> [THE PROBLEM]:
For the entries that follow, give the number of lines holding the string "tuổi" and nothing more.

> [DATA FOR THIS TASK]:
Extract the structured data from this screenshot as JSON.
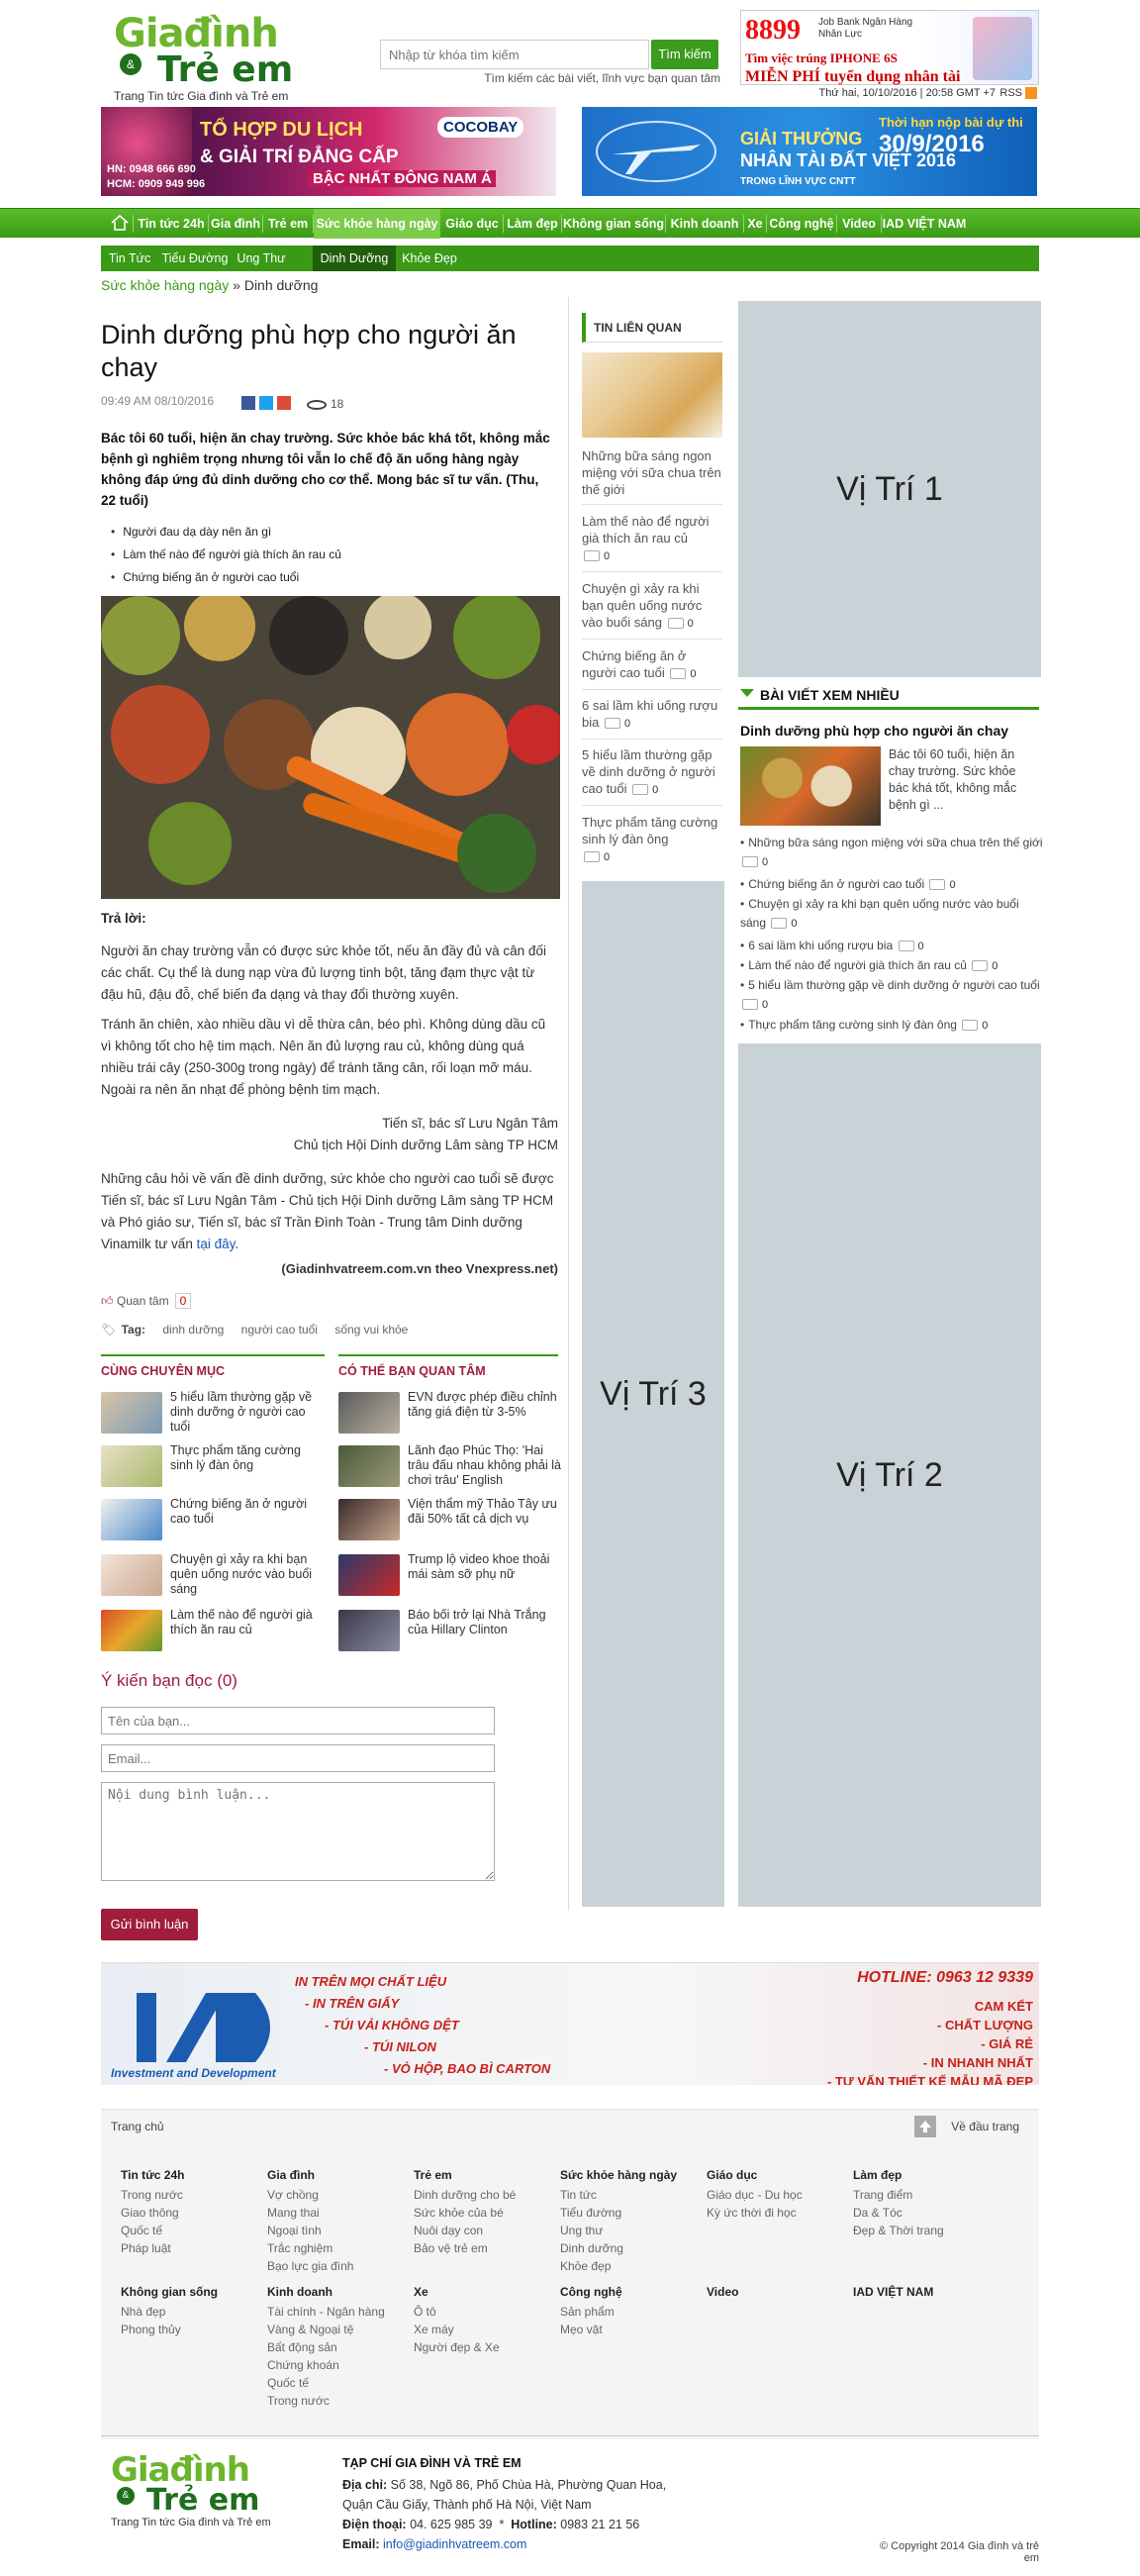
{
  "header": {
    "logo_top": "Giađình",
    "logo_amp": "&",
    "logo_bottom": "Trẻ em",
    "tagline": "Trang Tin tức Gia đình và Trẻ em",
    "search_placeholder": "Nhập từ khóa tìm kiếm",
    "search_button": "Tìm kiếm",
    "search_hint": "Tìm kiếm các bài viết, lĩnh vực bạn quan tâm",
    "top_ad": {
      "number": "8899",
      "line1": "Tìm việc trúng IPHONE 6S",
      "line2": "MIỄN PHÍ tuyển dụng nhân tài",
      "small": "Job Bank Ngân Hàng Nhân Lực"
    },
    "datetime": "Thứ hai, 10/10/2016 | 20:58 GMT +7",
    "rss": "RSS",
    "banner_left": {
      "t1": "TỔ HỢP DU LỊCH",
      "t2": "& GIẢI TRÍ ĐẲNG CẤP",
      "t3": "BẬC NHẤT ĐÔNG NAM Á",
      "phone1": "HN: 0948 666 690",
      "phone2": "HCM: 0909 949 996",
      "brand": "COCOBAY"
    },
    "banner_right": {
      "t1": "GIẢI THƯỞNG",
      "t2": "NHÂN TÀI ĐẤT VIỆT 2016",
      "deadline_label": "Thời hạn nộp bài dự thi",
      "deadline": "30/9/2016",
      "sub": "TRONG LĨNH VỰC CNTT"
    }
  },
  "nav": {
    "items": [
      "Tin tức 24h",
      "Gia đình",
      "Trẻ em",
      "Sức khỏe hàng ngày",
      "Giáo dục",
      "Làm đẹp",
      "Không gian sống",
      "Kinh doanh",
      "Xe",
      "Công nghệ",
      "Video",
      "IAD VIỆT NAM"
    ],
    "subitems": [
      "Tin Tức",
      "Tiểu Đường",
      "Ung Thư",
      "Dinh Dưỡng",
      "Khỏe Đẹp"
    ]
  },
  "breadcrumb": {
    "parent": "Sức khỏe hàng ngày",
    "sep": "»",
    "current": "Dinh dưỡng"
  },
  "article": {
    "title": "Dinh dưỡng phù hợp cho người ăn chay",
    "meta": "09:49 AM 08/10/2016",
    "views": "18",
    "lead": "Bác tôi 60 tuổi, hiện ăn chay trường. Sức khỏe bác khá tốt, không mắc bệnh gì nghiêm trọng nhưng tôi vẫn lo chế độ ăn uống hàng ngày không đáp ứng đủ dinh dưỡng cho cơ thể. Mong bác sĩ tư vấn. (Thu, 22 tuổi)",
    "bullets": [
      "Người đau dạ dày nên ăn gì",
      "Làm thế nào để người già thích ăn rau củ",
      "Chứng biếng ăn ở người cao tuổi"
    ],
    "answer_heading": "Trả lời:",
    "p1": "Người ăn chay trường vẫn có được sức khỏe tốt, nếu ăn đầy đủ và cân đối các chất. Cụ thể là dung nạp vừa đủ lượng tinh bột, tăng đạm thực vật từ đậu hũ, đậu đỗ, chế biến đa dạng và thay đổi thường xuyên.",
    "p2": "Tránh ăn chiên, xào nhiều dầu vì dễ thừa cân, béo phì. Không dùng dầu cũ vì không tốt cho hệ tim mạch. Nên ăn đủ lượng rau củ, không dùng quá nhiều trái cây (250-300g trong ngày) để tránh tăng cân, rối loạn mỡ máu. Ngoài ra nên ăn nhạt để phòng bệnh tim mạch.",
    "sig1": "Tiến sĩ, bác sĩ Lưu Ngân Tâm",
    "sig2": "Chủ tịch Hội Dinh dưỡng Lâm sàng TP HCM",
    "p3": "Những câu hỏi về vấn đề dinh dưỡng, sức khỏe cho người cao tuổi sẽ được Tiến sĩ, bác sĩ Lưu Ngân Tâm - Chủ tịch Hội Dinh dưỡng Lâm sàng TP HCM và Phó giáo sư, Tiến sĩ, bác sĩ Trần Đình Toàn - Trung tâm Dinh dưỡng Vinamilk tư vấn",
    "p3_link": "tại đây",
    "source": "(Giadinhvatreem.com.vn theo Vnexpress.net)",
    "like_label": "Quan tâm",
    "like_count": "0",
    "tags_label": "Tag:",
    "tags": [
      "dinh dưỡng",
      "người cao tuổi",
      "sống vui khỏe"
    ]
  },
  "same_category": {
    "heading": "CÙNG CHUYÊN MỤC",
    "items": [
      "5 hiểu lầm thường gặp về dinh dưỡng ở người cao tuổi",
      "Thực phẩm tăng cường sinh lý đàn ông",
      "Chứng biếng ăn ở người cao tuổi",
      "Chuyện gì xảy ra khi bạn quên uống nước vào buổi sáng",
      "Làm thế nào để người già thích ăn rau củ"
    ]
  },
  "maybe_interested": {
    "heading": "CÓ THỂ BẠN QUAN TÂM",
    "items": [
      "EVN được phép điều chỉnh tăng giá điện từ 3-5%",
      "Lãnh đạo Phúc Thọ: 'Hai trâu đấu nhau không phải là chơi trâu' English",
      "Viện thẩm mỹ Thảo Tây ưu đãi 50% tất cả dịch vụ",
      "Trump lộ video khoe thoải mái sàm sỡ phụ nữ",
      "Báo bối trở lại Nhà Trắng của Hillary Clinton"
    ]
  },
  "comments": {
    "heading": "Ý kiến bạn đọc (0)",
    "name_placeholder": "Tên của bạn...",
    "email_placeholder": "Email...",
    "content_placeholder": "Nội dung bình luận...",
    "send": "Gửi bình luận"
  },
  "related": {
    "heading": "TIN LIÊN QUAN",
    "items": [
      {
        "text": "Những bữa sáng ngon miệng với sữa chua trên thế giới",
        "count": ""
      },
      {
        "text": "Làm thế nào để người già thích ăn rau củ",
        "count": "0"
      },
      {
        "text": "Chuyện gì xảy ra khi bạn quên uống nước vào buổi sáng",
        "count": "0"
      },
      {
        "text": "Chứng biếng ăn ở người cao tuổi",
        "count": "0"
      },
      {
        "text": "6 sai lầm khi uống rượu bia",
        "count": "0"
      },
      {
        "text": "5 hiểu lầm thường gặp về dinh dưỡng ở người cao tuổi",
        "count": "0"
      },
      {
        "text": "Thực phẩm tăng cường sinh lý đàn ông",
        "count": "0"
      }
    ]
  },
  "ads": {
    "pos1": "Vị Trí 1",
    "pos2": "Vị Trí 2",
    "pos3": "Vị Trí 3"
  },
  "most_viewed": {
    "heading": "BÀI VIẾT XEM NHIỀU",
    "top_title": "Dinh dưỡng phù hợp cho người ăn chay",
    "top_desc": "Bác tôi 60 tuổi, hiện ăn chay trường. Sức khỏe bác khá tốt, không mắc bệnh gì ...",
    "items": [
      {
        "text": "Những bữa sáng ngon miệng với sữa chua trên thế giới",
        "count": "0"
      },
      {
        "text": "Chứng biếng ăn ở người cao tuổi",
        "count": "0"
      },
      {
        "text": "Chuyện gì xảy ra khi bạn quên uống nước vào buổi sáng",
        "count": "0"
      },
      {
        "text": "6 sai lầm khi uống rượu bia",
        "count": "0"
      },
      {
        "text": "Làm thế nào để người già thích ăn rau củ",
        "count": "0"
      },
      {
        "text": "5 hiểu lầm thường gặp về dinh dưỡng ở người cao tuổi",
        "count": "0"
      },
      {
        "text": "Thực phẩm tăng cường sinh lý đàn ông",
        "count": "0"
      }
    ]
  },
  "footer_ad": {
    "line1": "IN TRÊN MỌI CHẤT LIỆU",
    "line2": "- IN TRÊN GIẤY",
    "line3": "- TÚI VẢI KHÔNG DỆT",
    "line4": "- TÚI NILON",
    "line5": "- VỎ HỘP, BAO BÌ CARTON",
    "hotline": "HOTLINE: 0963 12 9339",
    "r1": "CAM KẾT",
    "r2": "- GIÁ RẺ",
    "r3": "- IN NHANH NHẤT",
    "r4": "- TƯ VẤN THIẾT KẾ MẪU MÃ ĐẸP",
    "brand": "Investment and Development",
    "r0": "- CHẤT LƯỢNG"
  },
  "footer": {
    "home": "Trang chủ",
    "top": "Về đầu trang",
    "cols": [
      {
        "h": "Tin tức 24h",
        "items": [
          "Trong nước",
          "Giao thông",
          "Quốc tế",
          "Pháp luật"
        ]
      },
      {
        "h": "Gia đình",
        "items": [
          "Vợ chồng",
          "Mang thai",
          "Ngoại tình",
          "Trắc nghiệm",
          "Bạo lực gia đình"
        ]
      },
      {
        "h": "Trẻ em",
        "items": [
          "Dinh dưỡng cho bé",
          "Sức khỏe của bé",
          "Nuôi dạy con",
          "Bảo vệ trẻ em"
        ]
      },
      {
        "h": "Sức khỏe hàng ngày",
        "items": [
          "Tin tức",
          "Tiểu đường",
          "Ung thư",
          "Dinh dưỡng",
          "Khỏe đẹp"
        ]
      },
      {
        "h": "Giáo dục",
        "items": [
          "Giáo dục - Du học",
          "Kỳ ức thời đi học"
        ]
      },
      {
        "h": "Làm đẹp",
        "items": [
          "Trang điểm",
          "Da & Tóc",
          "Đẹp & Thời trang"
        ]
      },
      {
        "h": "Không gian sống",
        "items": [
          "Nhà đẹp",
          "Phong thủy"
        ]
      },
      {
        "h": "Kinh doanh",
        "items": [
          "Tài chính - Ngân hàng",
          "Vàng & Ngoại tệ",
          "Bất động sản",
          "Chứng khoán",
          "Quốc tế",
          "Trong nước"
        ]
      },
      {
        "h": "Xe",
        "items": [
          "Ô tô",
          "Xe máy",
          "Người đẹp & Xe"
        ]
      },
      {
        "h": "Công nghệ",
        "items": [
          "Sản phẩm",
          "Mẹo vặt"
        ]
      },
      {
        "h": "Video",
        "items": []
      },
      {
        "h": "IAD VIỆT NAM",
        "items": []
      }
    ],
    "mag_title": "TẠP CHÍ GIA ĐÌNH VÀ TRẺ EM",
    "addr_label": "Địa chỉ:",
    "addr": "Số 38, Ngõ 86, Phố Chùa Hà, Phường Quan Hoa, Quận Cầu Giấy, Thành phố Hà Nội, Việt Nam",
    "phone_label": "Điện thoại:",
    "phone": "04. 625 985 39",
    "hotline_label": "Hotline:",
    "hotline": "0983 21 21 56",
    "email_label": "Email:",
    "email": "info@giadinhvatreem.com",
    "copyright": "© Copyright 2014 Gia đình và trẻ em",
    "tagline": "Trang Tin tức Gia đình và Trẻ em"
  },
  "colors": {
    "green": "#3a9a16",
    "crimson": "#a01d3b",
    "ad_gray": "#c9d3d7"
  }
}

> [TASK RESPONSE]:
11